Collected data entries:
------------------------------------------------

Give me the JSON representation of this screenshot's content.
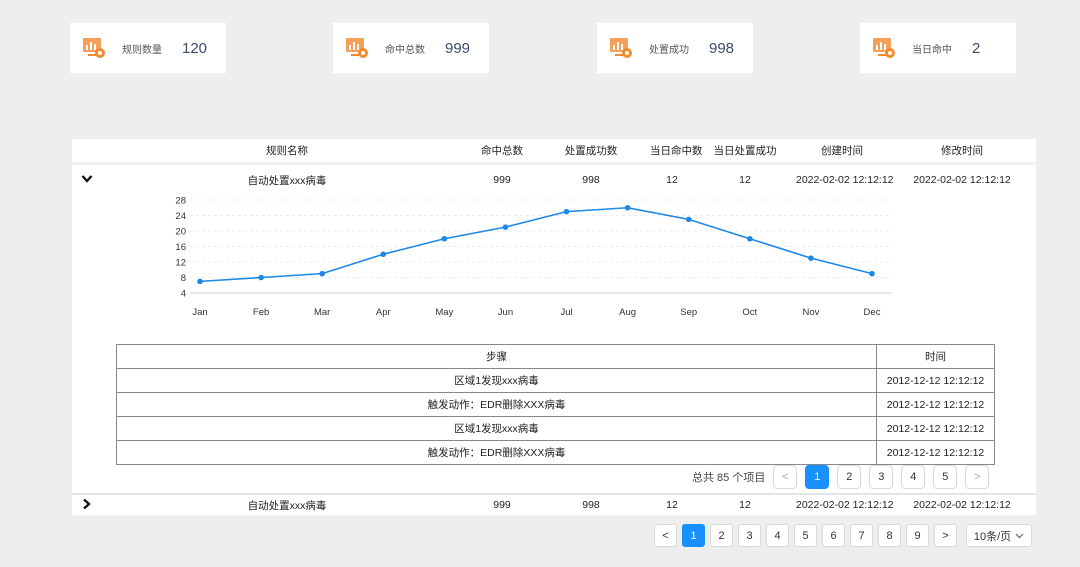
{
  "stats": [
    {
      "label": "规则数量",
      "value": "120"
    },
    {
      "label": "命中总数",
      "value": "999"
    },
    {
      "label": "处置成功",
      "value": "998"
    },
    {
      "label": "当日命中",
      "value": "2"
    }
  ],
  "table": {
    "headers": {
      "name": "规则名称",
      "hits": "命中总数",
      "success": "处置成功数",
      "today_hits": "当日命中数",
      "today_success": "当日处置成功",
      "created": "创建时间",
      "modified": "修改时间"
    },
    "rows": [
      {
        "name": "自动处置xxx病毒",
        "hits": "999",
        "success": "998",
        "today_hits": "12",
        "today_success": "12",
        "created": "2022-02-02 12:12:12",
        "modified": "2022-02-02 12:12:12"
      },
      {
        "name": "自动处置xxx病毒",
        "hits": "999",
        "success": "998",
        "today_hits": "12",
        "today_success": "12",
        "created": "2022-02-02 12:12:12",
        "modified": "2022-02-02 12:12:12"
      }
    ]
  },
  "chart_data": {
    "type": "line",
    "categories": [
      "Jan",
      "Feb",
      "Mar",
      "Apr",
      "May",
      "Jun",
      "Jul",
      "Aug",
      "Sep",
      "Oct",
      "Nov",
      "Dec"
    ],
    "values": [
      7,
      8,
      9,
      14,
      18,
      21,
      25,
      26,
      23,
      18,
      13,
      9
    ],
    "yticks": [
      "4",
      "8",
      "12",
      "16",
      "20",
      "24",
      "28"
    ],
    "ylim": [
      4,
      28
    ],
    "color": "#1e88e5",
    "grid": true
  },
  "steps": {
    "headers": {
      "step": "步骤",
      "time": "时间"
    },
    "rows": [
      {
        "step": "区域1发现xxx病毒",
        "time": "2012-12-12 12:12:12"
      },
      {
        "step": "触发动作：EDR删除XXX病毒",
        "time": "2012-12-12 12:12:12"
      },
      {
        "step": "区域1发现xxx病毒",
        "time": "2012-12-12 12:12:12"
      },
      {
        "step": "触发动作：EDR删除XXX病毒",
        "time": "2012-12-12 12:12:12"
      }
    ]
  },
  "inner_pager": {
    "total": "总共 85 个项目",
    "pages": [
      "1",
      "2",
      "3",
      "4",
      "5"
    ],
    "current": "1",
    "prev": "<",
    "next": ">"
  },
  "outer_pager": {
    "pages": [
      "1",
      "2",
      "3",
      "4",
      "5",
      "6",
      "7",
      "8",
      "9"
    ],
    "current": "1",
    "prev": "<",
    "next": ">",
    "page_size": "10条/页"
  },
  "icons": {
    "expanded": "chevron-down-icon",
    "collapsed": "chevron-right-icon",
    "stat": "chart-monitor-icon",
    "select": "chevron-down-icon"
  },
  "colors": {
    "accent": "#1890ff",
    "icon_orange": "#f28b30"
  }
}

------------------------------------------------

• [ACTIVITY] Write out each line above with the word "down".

• [ANSWER BOX]
    "expanded": "chevron-down-icon",
    "select": "chevron-down-icon"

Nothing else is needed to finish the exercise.